Twelve years ago, the British Union of Jewish Students launched a project called 50 Days For 50 Years, an effort to commemorate the Holocaust by having Jews learn something each day for 50 days in memory of a Jew murdered in the Holocaust. A book of 50 essays written by leading (Orthodox) rabbis and scholars was published and the program was launched. In 2005, TRIBE, a section of the British United Synagogue (Modern Orthodox, Jonathan Sacks is their chief rabbi) relaunched the program under a new name, 60 Days For 60 Years. It then changed the name to 60 Days For 6 Million and "syndicated" the program to communities around the world.
Fine. To a point. Now groups like Aish and Ohr Somayach have gotten on the bandwagon (please see the pictures above for an example), and use this program as a way to draw non-Orthodox Jews to Orthodoxy and Modern Orthodox Jews to haredism.
But the problem with this program is deeper than subterfuge from Orthodox outreach organizations. First of all, many of the Jews who died in the Holocaust were secular or non-Orthodox, and they were secular or non-Orthodox by choice. They were Jews who left the backwaters of shtetl Orthodoxy for the bright lights of the Enlightenment. Is the proper way to remember those Jews learning Orthodox theology and theodicy?
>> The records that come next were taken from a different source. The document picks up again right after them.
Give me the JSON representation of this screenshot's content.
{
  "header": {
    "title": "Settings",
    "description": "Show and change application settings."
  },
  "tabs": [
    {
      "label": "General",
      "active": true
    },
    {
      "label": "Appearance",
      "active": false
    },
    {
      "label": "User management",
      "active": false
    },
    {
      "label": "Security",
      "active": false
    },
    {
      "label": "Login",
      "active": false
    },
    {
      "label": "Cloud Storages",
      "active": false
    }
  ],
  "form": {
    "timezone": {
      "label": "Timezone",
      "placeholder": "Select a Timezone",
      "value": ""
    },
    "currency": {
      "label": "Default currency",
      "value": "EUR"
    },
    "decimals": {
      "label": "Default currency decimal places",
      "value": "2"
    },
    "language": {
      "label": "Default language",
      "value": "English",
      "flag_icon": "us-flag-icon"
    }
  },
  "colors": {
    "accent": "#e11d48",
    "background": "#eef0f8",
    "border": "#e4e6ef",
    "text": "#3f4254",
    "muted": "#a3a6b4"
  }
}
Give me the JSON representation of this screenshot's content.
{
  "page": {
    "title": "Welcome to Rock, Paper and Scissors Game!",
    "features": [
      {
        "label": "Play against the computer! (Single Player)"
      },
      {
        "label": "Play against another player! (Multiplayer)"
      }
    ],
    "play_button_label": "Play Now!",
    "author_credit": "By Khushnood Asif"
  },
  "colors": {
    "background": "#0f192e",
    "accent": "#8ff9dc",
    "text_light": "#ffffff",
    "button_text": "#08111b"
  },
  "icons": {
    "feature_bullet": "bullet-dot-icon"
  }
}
Some of you will argue it is, claiming that Orthodoxy has a monopoly on theological truth. I beg to differ. Leaving aside the overwhelming failure of Orthodox rabbinic leaders leading up to the Holocaust (please see our discussion here), I would still argue that an Orthodox monopoly on this endeavor is wrong. Why? To me, it is too much like the Mormon baptisms of long-dead non-Mormons.
The proper way to do this, I think, is to take a Jewish text we all accept and study it or sections of it. For example, take the Pentateuch. Use the text to show how traditional commentary (like Rashi and Ibn Ezra) work, show how halakha is derived, codified and implemented. Show how the Documentary Hypothesis works, how modern Biblical Criticism works, and how Orthodoxy (for the most part) rejects it.
Another possibility is to deal with the exact issues the 60 Days program does, but bring varied, pluralistic responses to each one.
Of course, when an Orthodox organization sponsors an event like this, one expects the viewpoints to be Orthodox. That is why I don't have much of a problem when the OU sponsors 60 Days, or the British United Synagogue does. But when Orthodox outreach organizations get involved, especially when those organizations have a history of deception and when their involvement is partially masked by community organizations like the Jewish Community Relations Council (please see above pictures) or the non-Orthodox day school, I think a line has been crossed.
Should the Holocaust be used as a marketing tool to bring Jews to Orthodoxy? If you think it should, shouldn't information like Rabbi Elchonon Wasserman's letter (which I first read in the Aish HaTorah beis midrash) and the behavior of the 6th Lubavitcher Rebbe be presented right along with it?